It is hard to overstate the level of dysfunction in the US medicines system. The headline-producing greed of “pharma bro” Martin Shkreli was just the most dramatic example of a pharmaceutical industry whose patent monopolies grant it immunity from market forces while its political clout shields it from government regulation. Taking full advantage of taxpayer-funded research, drug corporations make record profits, even by Fortune 500 standards, and pay their CEOs as much as $180 million a year. Those corporations spend far more on incessant marketing to consumers and physicians than they do on research — part of the reason they have largely failed to develop new medicines that address the most deadly illnesses and diseases.

The United States is alone among western democracies in not negotiating drug prices. Medicare and Medicaid represent huge portions of pharmaceutical company customers, but Congress has consistently defeated measures that would allow government to use its leverage to bargain on prices. As a result, as Fran points out, “One in every five US cancer patients can’t afford to fill their prescriptions, and many seniors on Medicare are forced to cut their pills in half to stretch their supply.”

Congressional reluctance to push back against inflated prices and unwarranted price hikes can be attributed to politicians’ disinclination to kill the goose that lays the golden egg: each year, Big Pharma ranks among the biggest spenders on both lobbying and campaign contributions.

A ballot initiative in California–the Drug Price Relief Act– is taking aim at this status quo.
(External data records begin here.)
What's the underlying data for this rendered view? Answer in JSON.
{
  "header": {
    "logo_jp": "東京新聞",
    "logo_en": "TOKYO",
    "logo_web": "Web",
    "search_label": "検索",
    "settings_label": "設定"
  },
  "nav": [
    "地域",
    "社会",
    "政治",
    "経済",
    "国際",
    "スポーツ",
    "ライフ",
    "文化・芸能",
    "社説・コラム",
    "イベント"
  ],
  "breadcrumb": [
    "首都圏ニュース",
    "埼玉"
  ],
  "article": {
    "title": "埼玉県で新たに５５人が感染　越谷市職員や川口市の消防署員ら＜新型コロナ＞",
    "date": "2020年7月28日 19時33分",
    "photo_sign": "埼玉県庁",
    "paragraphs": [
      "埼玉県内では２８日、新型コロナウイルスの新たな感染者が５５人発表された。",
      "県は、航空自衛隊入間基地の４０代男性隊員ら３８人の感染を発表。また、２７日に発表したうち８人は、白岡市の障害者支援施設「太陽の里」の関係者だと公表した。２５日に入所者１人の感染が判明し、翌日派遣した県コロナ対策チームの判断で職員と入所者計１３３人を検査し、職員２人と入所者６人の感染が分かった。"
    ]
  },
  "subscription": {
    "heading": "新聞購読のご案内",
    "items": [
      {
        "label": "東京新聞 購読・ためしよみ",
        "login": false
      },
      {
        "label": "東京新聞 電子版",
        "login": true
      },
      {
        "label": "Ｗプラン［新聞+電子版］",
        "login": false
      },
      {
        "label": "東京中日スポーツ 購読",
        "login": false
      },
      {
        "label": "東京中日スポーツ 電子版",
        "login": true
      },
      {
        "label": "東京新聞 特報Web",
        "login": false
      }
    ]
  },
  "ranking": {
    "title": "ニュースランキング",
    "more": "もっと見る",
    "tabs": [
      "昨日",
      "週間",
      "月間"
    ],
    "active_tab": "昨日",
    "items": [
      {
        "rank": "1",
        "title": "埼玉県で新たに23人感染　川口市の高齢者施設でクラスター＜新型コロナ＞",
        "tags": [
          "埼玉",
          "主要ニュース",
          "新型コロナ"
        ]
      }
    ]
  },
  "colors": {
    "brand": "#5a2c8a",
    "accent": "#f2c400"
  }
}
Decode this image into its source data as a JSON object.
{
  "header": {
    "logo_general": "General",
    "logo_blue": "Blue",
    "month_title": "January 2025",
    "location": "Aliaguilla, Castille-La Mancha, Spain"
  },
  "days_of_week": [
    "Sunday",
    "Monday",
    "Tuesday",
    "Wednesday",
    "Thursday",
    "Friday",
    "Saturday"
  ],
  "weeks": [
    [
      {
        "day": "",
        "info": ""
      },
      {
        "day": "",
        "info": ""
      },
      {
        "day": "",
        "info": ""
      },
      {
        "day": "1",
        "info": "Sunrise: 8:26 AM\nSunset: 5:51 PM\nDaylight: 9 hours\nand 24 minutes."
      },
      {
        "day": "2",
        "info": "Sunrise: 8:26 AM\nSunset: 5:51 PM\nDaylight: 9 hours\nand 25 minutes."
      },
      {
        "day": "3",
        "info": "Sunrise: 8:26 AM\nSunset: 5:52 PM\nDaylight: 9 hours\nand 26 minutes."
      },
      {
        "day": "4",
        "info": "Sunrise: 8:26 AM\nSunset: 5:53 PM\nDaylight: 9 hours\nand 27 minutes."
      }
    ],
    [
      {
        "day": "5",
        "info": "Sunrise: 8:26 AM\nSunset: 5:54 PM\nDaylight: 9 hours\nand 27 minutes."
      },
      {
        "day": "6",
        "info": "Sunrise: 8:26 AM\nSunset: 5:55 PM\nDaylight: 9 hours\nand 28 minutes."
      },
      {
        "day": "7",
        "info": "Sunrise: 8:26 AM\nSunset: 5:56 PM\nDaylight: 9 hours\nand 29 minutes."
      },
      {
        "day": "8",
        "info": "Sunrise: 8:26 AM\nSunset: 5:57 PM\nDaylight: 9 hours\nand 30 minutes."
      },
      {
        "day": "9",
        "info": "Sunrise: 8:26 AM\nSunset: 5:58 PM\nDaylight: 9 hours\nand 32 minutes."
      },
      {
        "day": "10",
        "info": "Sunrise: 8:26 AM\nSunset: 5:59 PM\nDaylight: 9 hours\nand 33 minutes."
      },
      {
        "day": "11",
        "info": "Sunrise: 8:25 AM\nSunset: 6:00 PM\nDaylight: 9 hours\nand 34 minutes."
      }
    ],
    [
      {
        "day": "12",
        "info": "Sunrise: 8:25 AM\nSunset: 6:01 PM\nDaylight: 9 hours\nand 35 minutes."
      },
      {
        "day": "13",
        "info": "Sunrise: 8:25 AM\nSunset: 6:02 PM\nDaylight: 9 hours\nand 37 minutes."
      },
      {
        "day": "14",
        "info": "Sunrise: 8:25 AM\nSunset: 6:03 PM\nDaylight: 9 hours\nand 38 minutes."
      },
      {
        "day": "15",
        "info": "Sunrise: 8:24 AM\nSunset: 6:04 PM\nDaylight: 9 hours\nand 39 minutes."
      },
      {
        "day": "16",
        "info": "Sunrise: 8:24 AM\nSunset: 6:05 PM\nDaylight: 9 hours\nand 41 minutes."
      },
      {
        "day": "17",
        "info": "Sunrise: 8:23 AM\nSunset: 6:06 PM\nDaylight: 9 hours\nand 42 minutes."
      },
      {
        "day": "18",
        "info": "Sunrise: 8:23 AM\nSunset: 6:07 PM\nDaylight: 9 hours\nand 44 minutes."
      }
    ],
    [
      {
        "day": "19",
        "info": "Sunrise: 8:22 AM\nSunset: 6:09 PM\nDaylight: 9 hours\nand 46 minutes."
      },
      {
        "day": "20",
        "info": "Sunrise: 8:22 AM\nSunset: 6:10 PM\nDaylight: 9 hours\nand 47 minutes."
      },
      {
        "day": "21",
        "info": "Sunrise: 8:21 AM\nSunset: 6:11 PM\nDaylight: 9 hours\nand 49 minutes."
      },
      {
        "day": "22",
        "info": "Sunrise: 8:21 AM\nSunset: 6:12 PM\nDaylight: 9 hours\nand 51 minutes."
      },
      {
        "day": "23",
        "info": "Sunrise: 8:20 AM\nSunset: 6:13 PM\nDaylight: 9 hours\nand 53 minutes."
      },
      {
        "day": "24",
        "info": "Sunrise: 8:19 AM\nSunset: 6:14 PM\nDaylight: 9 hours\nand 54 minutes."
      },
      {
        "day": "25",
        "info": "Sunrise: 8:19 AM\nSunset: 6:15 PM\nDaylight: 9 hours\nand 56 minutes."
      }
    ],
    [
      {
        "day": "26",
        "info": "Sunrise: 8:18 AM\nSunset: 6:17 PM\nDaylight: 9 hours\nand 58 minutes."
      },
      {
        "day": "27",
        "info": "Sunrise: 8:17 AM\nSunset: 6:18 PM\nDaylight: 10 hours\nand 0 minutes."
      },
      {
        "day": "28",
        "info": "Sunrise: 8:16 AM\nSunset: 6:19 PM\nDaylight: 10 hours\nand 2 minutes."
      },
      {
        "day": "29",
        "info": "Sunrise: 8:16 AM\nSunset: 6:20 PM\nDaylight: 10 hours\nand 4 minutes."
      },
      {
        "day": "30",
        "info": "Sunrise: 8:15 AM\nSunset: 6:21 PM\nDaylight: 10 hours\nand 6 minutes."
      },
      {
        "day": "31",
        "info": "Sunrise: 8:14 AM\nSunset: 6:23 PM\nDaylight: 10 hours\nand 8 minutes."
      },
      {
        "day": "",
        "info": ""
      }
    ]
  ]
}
The initiative, recently certified by the California Secretary of State as Proposition 61, calls for state agencies to be blocked from paying more for a prescription drug than the price paid by the US Department of Veterans Affairs. Unlike the Medicare program, the VA is free to negotiate the price it pays for drugs and as a result, pays as much as 42 percent less than Medicare and usually significantly lower than state Medicaid programs. The primary force behind the ballot measure, the AIDS Healthcare Foundation, says the law could save Californians hundreds of millions of dollars a year in lower government costs and lower individual co-payments. The California Legislative Analyst Office says it cannot provide an accurate estimate of the savings, concluding that it is impossible to predict how pharmaceutical companies would react to this first-ever restriction on state drug spending…A July 2016 poll conducted by the initiative campaign, Californians for Lower Drug Prices, showed over two-thirds of voters supporting the ballot measure.
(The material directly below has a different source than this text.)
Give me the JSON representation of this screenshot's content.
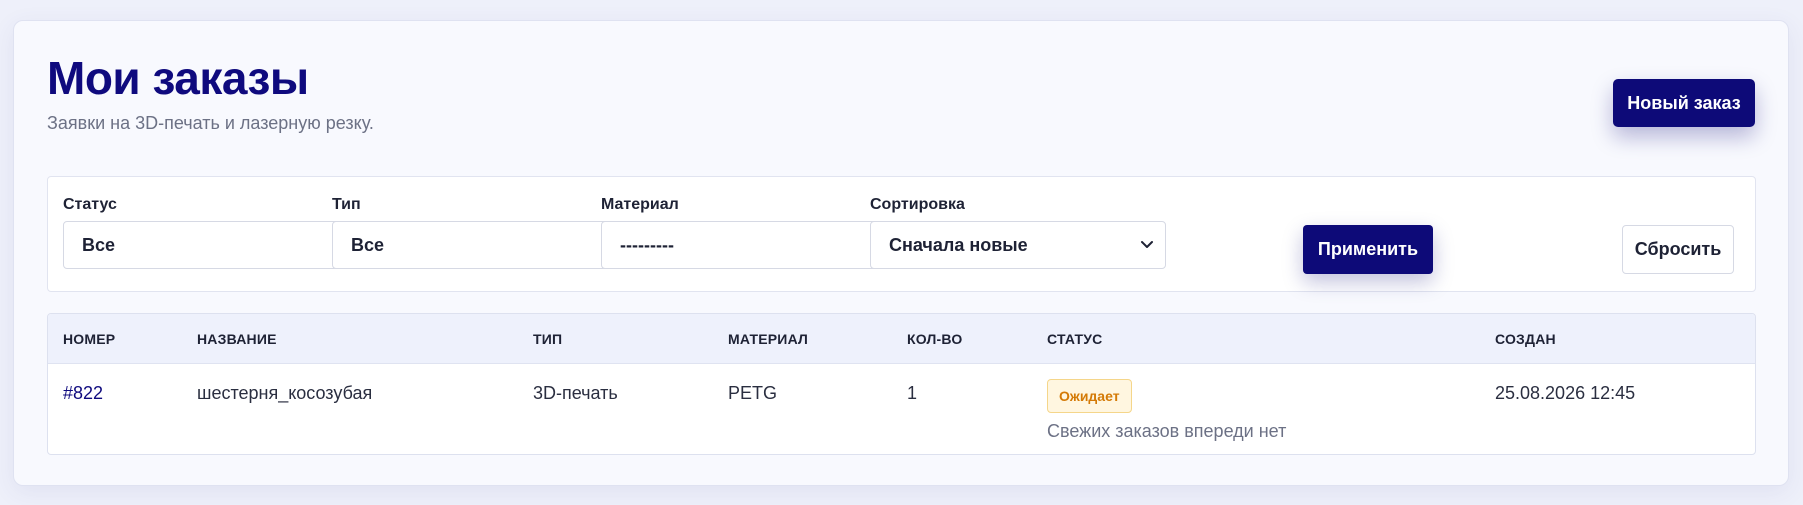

Predictably, the measure is being opposed by the pharmaceutical industry, which is pouring big bucks into a campaign against it. It will be very interesting to see what happens–both in other states and nationally–if the ballot measure succeeds.
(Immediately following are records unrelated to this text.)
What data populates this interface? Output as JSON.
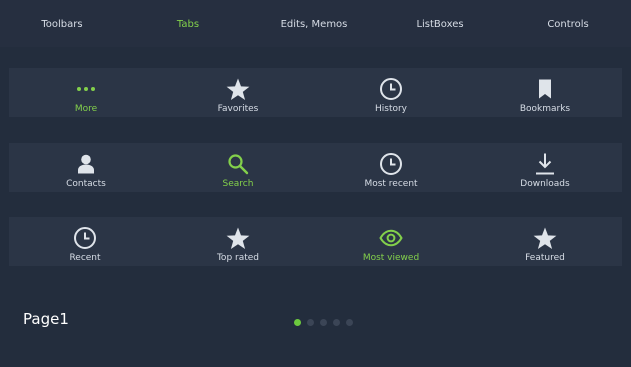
{
  "header_tabs": [
    {
      "label": "Toolbars",
      "active": false
    },
    {
      "label": "Tabs",
      "active": true
    },
    {
      "label": "Edits, Memos",
      "active": false
    },
    {
      "label": "ListBoxes",
      "active": false
    },
    {
      "label": "Controls",
      "active": false
    }
  ],
  "rows": [
    {
      "items": [
        {
          "label": "More",
          "icon": "more-icon",
          "active": true
        },
        {
          "label": "Favorites",
          "icon": "star-icon",
          "active": false
        },
        {
          "label": "History",
          "icon": "clock-icon",
          "active": false
        },
        {
          "label": "Bookmarks",
          "icon": "bookmark-icon",
          "active": false
        }
      ]
    },
    {
      "items": [
        {
          "label": "Contacts",
          "icon": "user-icon",
          "active": false
        },
        {
          "label": "Search",
          "icon": "search-icon",
          "active": true
        },
        {
          "label": "Most recent",
          "icon": "clock-icon",
          "active": false
        },
        {
          "label": "Downloads",
          "icon": "download-icon",
          "active": false
        }
      ]
    },
    {
      "items": [
        {
          "label": "Recent",
          "icon": "clock-icon",
          "active": false
        },
        {
          "label": "Top rated",
          "icon": "star-icon",
          "active": false
        },
        {
          "label": "Most viewed",
          "icon": "eye-icon",
          "active": true
        },
        {
          "label": "Featured",
          "icon": "star-icon",
          "active": false
        }
      ]
    }
  ],
  "page": {
    "label": "Page1",
    "current": 1,
    "total": 5
  },
  "colors": {
    "background": "#232d3d",
    "header_background": "#262f40",
    "row_background": "#2b3546",
    "text": "#d7dde6",
    "accent": "#83d04b",
    "dot_inactive": "#3b4556",
    "dot_active": "#6cc93e"
  }
}
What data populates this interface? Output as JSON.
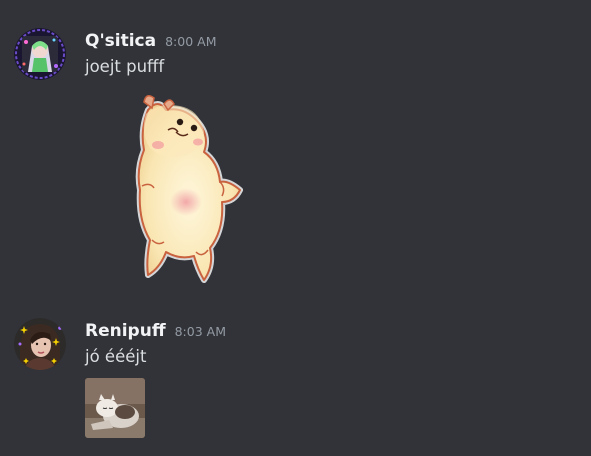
{
  "messages": [
    {
      "username": "Q'sitica",
      "timestamp": "8:00 AM",
      "text": "joejt pufff",
      "avatar_icon": "anime-character-avatar",
      "attachment": "dancing-creature-sticker"
    },
    {
      "username": "Renipuff",
      "timestamp": "8:03 AM",
      "text": "jó éééjt",
      "avatar_icon": "sparkle-portrait-avatar",
      "attachment": "sleepy-cat-gif"
    }
  ],
  "colors": {
    "background": "#313338",
    "username": "#f2f3f5",
    "timestamp": "#949ba4",
    "text": "#dbdee1"
  }
}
There’s an old saying that pigs get fed, but hogs get slaughtered. California voters will decide which category best fits Big Pharma.

Stay tuned….